“This is very important year for us,” said Carven president Sebaoun. “We are very happy to be in Beijing.”
The Sanlitun store opening event, which took place Wednesday, attracted the likes of Chinese actresses Chen Ran, Bai Baihe and Zhu Zhu.
This year alone the brand has opened 11 stores around the world and it has plans for two more: Moscow, at the end of the month, and Los Angeles.
After the second Beijing opening, Sebaoun said he thinks the brand will have enough stores in Beijing and Shanghai but he doesn’t exclude opening in other mainland locations.
He and Bluebell Group, which distributes Carven’s products in Asia, are also considering direct selling through Alibaba’s Tmall platform.
“At the very least, it would give greater visibility to the brand,” Sebaoun said, declining to give sales figures for China.
As elsewhere, Carven is also keen to stay in contact with its customers in China.
It already has presence on Weibo, the Chinese equivalent of Twitter. To coincide with the store opening, the brand launched an account on the highly popular chat platform, Wei Xin.
Bluebell chief executive officer Ashley Micklewright said the label’s understated, contemporary look should appeal to Chinese shoppers who are tired of the big luxury names.
The company has also tried to keep prices low so that it can stay true to the brand’s unofficial motto of “affordable luxury.” Even so, items in China will still be around 30 to 40 percent more expensive than elsewhere.
Import duties, high rents and low turnover are part of the reason there is always a price differential between China and brands’ home markets, Micklewright explained. Because Bluebell only befits from Carven sales if they take place in Asia, Bluebell and Cavern agreed to swallow some of those cost, he said.
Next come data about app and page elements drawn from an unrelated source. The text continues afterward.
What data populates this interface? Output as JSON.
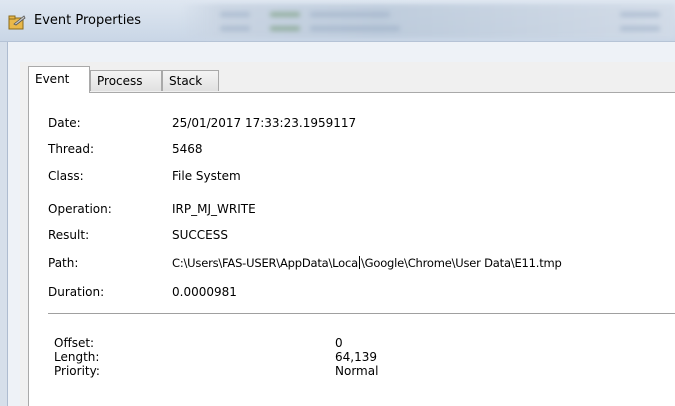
{
  "window": {
    "title": "Event Properties"
  },
  "tabs": [
    {
      "label": "Event",
      "active": true
    },
    {
      "label": "Process",
      "active": false
    },
    {
      "label": "Stack",
      "active": false
    }
  ],
  "event": {
    "date_label": "Date:",
    "date_value": "25/01/2017 17:33:23.1959117",
    "thread_label": "Thread:",
    "thread_value": "5468",
    "class_label": "Class:",
    "class_value": "File System",
    "operation_label": "Operation:",
    "operation_value": "IRP_MJ_WRITE",
    "result_label": "Result:",
    "result_value": "SUCCESS",
    "path_label": "Path:",
    "path_value_part1": "C:\\Users\\FAS-USER\\AppData\\Loca",
    "path_value_part2": "\\Google\\Chrome\\User Data\\E11.tmp",
    "duration_label": "Duration:",
    "duration_value": "0.0000981"
  },
  "details": {
    "offset_label": "Offset:",
    "offset_value": "0",
    "length_label": "Length:",
    "length_value": "64,139",
    "priority_label": "Priority:",
    "priority_value": "Normal"
  },
  "colors": {
    "titlebar_top": "#dfe7f1",
    "titlebar_bottom": "#c9d6e6",
    "panel_bg": "#f0f0f0",
    "content_bg": "#ffffff"
  }
}
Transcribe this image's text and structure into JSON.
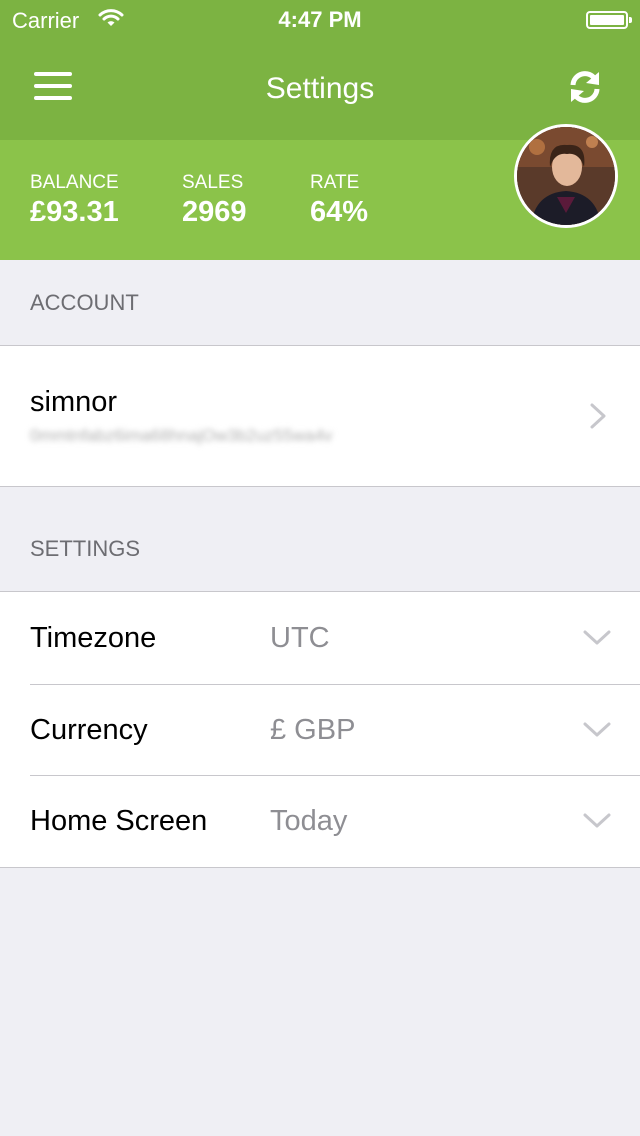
{
  "status_bar": {
    "carrier": "Carrier",
    "time": "4:47 PM",
    "wifi_icon": "wifi-icon",
    "battery_icon": "battery-icon"
  },
  "nav": {
    "title": "Settings",
    "menu_icon": "hamburger-menu-icon",
    "refresh_icon": "refresh-icon"
  },
  "stats": {
    "balance_label": "BALANCE",
    "balance_value": "£93.31",
    "sales_label": "SALES",
    "sales_value": "2969",
    "rate_label": "RATE",
    "rate_value": "64%"
  },
  "account": {
    "header": "ACCOUNT",
    "username": "simnor",
    "api_key": "0mmtnfabz6ima68hnajOw3b2uz55wa4v"
  },
  "settings": {
    "header": "SETTINGS",
    "rows": [
      {
        "label": "Timezone",
        "value": "UTC"
      },
      {
        "label": "Currency",
        "value": "£ GBP"
      },
      {
        "label": "Home Screen",
        "value": "Today"
      }
    ]
  },
  "colors": {
    "nav_green": "#7cb342",
    "stats_green": "#8bc34a",
    "background": "#efeff4"
  }
}
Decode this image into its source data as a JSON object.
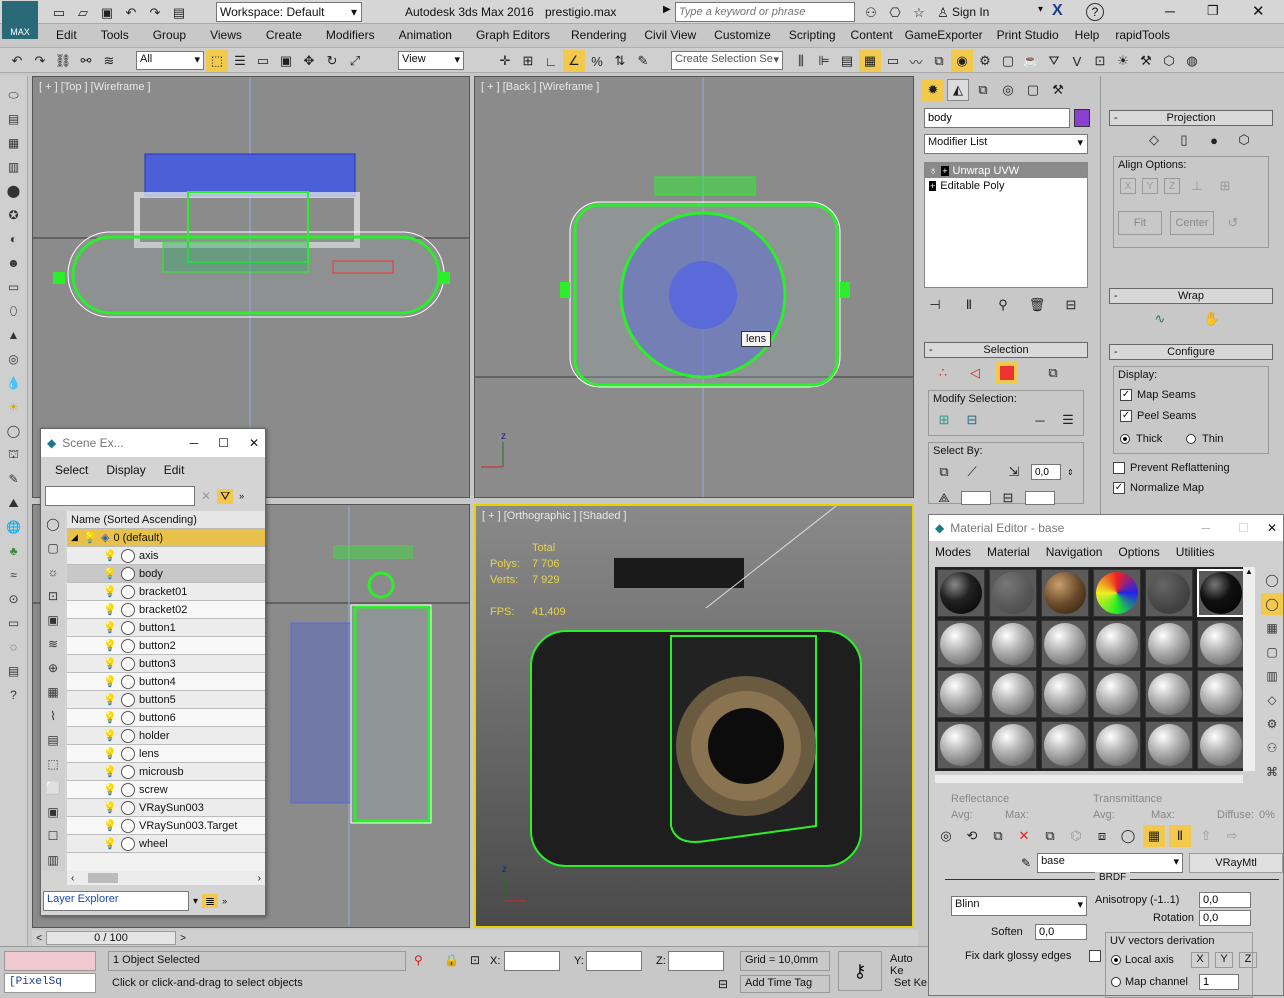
{
  "title_bar": {
    "workspace": "Workspace: Default",
    "app_title": "Autodesk 3ds Max 2016",
    "file_name": "prestigio.max",
    "search_placeholder": "Type a keyword or phrase",
    "sign_in": "Sign In"
  },
  "menu": [
    "Edit",
    "Tools",
    "Group",
    "Views",
    "Create",
    "Modifiers",
    "Animation",
    "Graph Editors",
    "Rendering",
    "Civil View",
    "Customize",
    "Scripting",
    "Content",
    "GameExporter",
    "Print Studio",
    "Help",
    "rapidTools"
  ],
  "main_toolbar": {
    "filter_value": "All",
    "ref_coord": "View",
    "selection_set_placeholder": "Create Selection Se"
  },
  "viewports": {
    "top": "[ + ] [Top ] [Wireframe ]",
    "back": "[ + ] [Back ] [Wireframe ]",
    "left": "",
    "ortho": "[ + ] [Orthographic ] [Shaded ]",
    "lens_tooltip": "lens"
  },
  "stats": {
    "total_label": "Total",
    "polys_label": "Polys:",
    "polys_value": "7 706",
    "verts_label": "Verts:",
    "verts_value": "7 929",
    "fps_label": "FPS:",
    "fps_value": "41,409"
  },
  "scene_explorer": {
    "title": "Scene Ex...",
    "menu": [
      "Select",
      "Display",
      "Edit"
    ],
    "column_header": "Name (Sorted Ascending)",
    "root": "0 (default)",
    "items": [
      "axis",
      "body",
      "bracket01",
      "bracket02",
      "button1",
      "button2",
      "button3",
      "button4",
      "button5",
      "button6",
      "holder",
      "lens",
      "microusb",
      "screw",
      "VRaySun003",
      "VRaySun003.Target",
      "wheel"
    ],
    "selected": "body",
    "footer": "Layer Explorer"
  },
  "command_panel": {
    "object_name": "body",
    "object_color": "#8b3fd1",
    "modifier_list": "Modifier List",
    "stack": [
      "Unwrap UVW",
      "Editable Poly"
    ],
    "selection_rollout": "Selection",
    "modify_selection": "Modify Selection:",
    "select_by": "Select By:",
    "select_by_value": "0,0"
  },
  "unwrap_panel": {
    "projection": "Projection",
    "align_options": "Align Options:",
    "align_axes": [
      "X",
      "Y",
      "Z"
    ],
    "fit": "Fit",
    "center": "Center",
    "wrap": "Wrap",
    "configure": "Configure",
    "display": "Display:",
    "map_seams": "Map Seams",
    "peel_seams": "Peel Seams",
    "thick": "Thick",
    "thin": "Thin",
    "prevent_reflattening": "Prevent Reflattening",
    "normalize_map": "Normalize Map"
  },
  "material_editor": {
    "title": "Material Editor - base",
    "menu": [
      "Modes",
      "Material",
      "Navigation",
      "Options",
      "Utilities"
    ],
    "reflectance": "Reflectance",
    "transmittance": "Transmittance",
    "avg": "Avg:",
    "max": "Max:",
    "diffuse": "Diffuse:",
    "diffuse_value": "0%",
    "material_name": "base",
    "material_type": "VRayMtl",
    "brdf": "BRDF",
    "brdf_type": "Blinn",
    "anisotropy_label": "Anisotropy (-1..1)",
    "anisotropy_value": "0,0",
    "rotation_label": "Rotation",
    "rotation_value": "0,0",
    "soften_label": "Soften",
    "soften_value": "0,0",
    "fix_dark": "Fix dark glossy edges",
    "uv_vectors": "UV vectors derivation",
    "local_axis": "Local axis",
    "map_channel": "Map channel",
    "map_channel_value": "1",
    "axes": [
      "X",
      "Y",
      "Z"
    ]
  },
  "timeline": {
    "frame": "0 / 100"
  },
  "status": {
    "objects_selected": "1 Object Selected",
    "prompt": "Click or click-and-drag to select objects",
    "x_label": "X:",
    "y_label": "Y:",
    "z_label": "Z:",
    "grid": "Grid = 10,0mm",
    "add_time_tag": "Add Time Tag",
    "auto_key": "Auto Ke",
    "set_key": "Set Ke",
    "maxscript": "[PixelSq"
  },
  "icon_names": [
    "max-logo-icon",
    "new-icon",
    "open-icon",
    "save-icon",
    "undo-icon",
    "redo-icon",
    "binoculars-icon",
    "star-icon",
    "user-icon",
    "help-icon"
  ]
}
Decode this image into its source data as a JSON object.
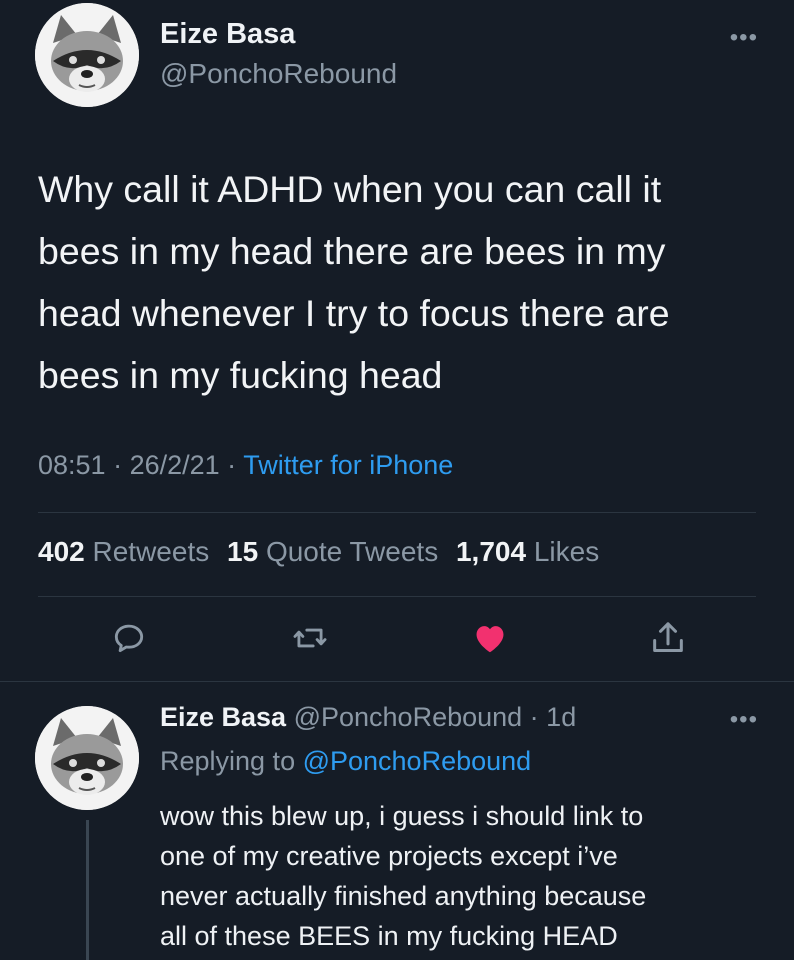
{
  "tweet": {
    "author_name": "Eize Basa",
    "author_handle": "@PonchoRebound",
    "more_label": "•••",
    "text": "Why call it ADHD when you can call it\nbees in my head there are bees in my\nhead whenever I try to focus there are\nbees in my fucking head",
    "time": "08:51",
    "date": "26/2/21",
    "separator": " · ",
    "source": "Twitter for iPhone",
    "stats": {
      "retweets_count": "402",
      "retweets_label": "Retweets",
      "quotes_count": "15",
      "quotes_label": "Quote Tweets",
      "likes_count": "1,704",
      "likes_label": "Likes"
    },
    "actions": [
      "reply-icon",
      "retweet-icon",
      "like-icon",
      "share-icon"
    ],
    "liked": true
  },
  "reply": {
    "author_name": "Eize Basa",
    "author_handle": "@PonchoRebound",
    "age": "1d",
    "separator": " · ",
    "more_label": "•••",
    "replying_prefix": "Replying to ",
    "replying_to": "@PonchoRebound",
    "text": "wow this blew up, i guess i should link to\none of my creative projects except i’ve\nnever actually finished anything because\nall of these BEES in my fucking HEAD"
  },
  "colors": {
    "background": "#151c26",
    "text_primary": "#f2f4f6",
    "text_secondary": "#8b98a5",
    "link": "#2e9cf0",
    "like": "#f2316f",
    "divider": "#2b3540"
  }
}
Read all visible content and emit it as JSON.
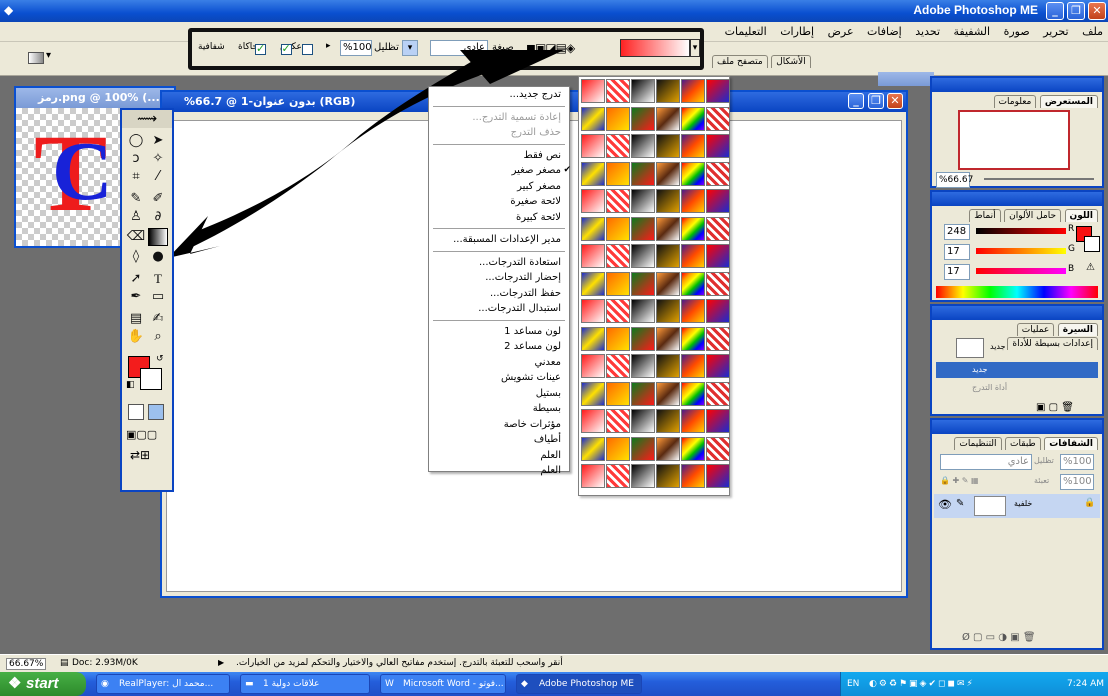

“Luxury is too expensive in China,” Micklewright said. “It’s a situation that has to change, but I don’t see how it can.”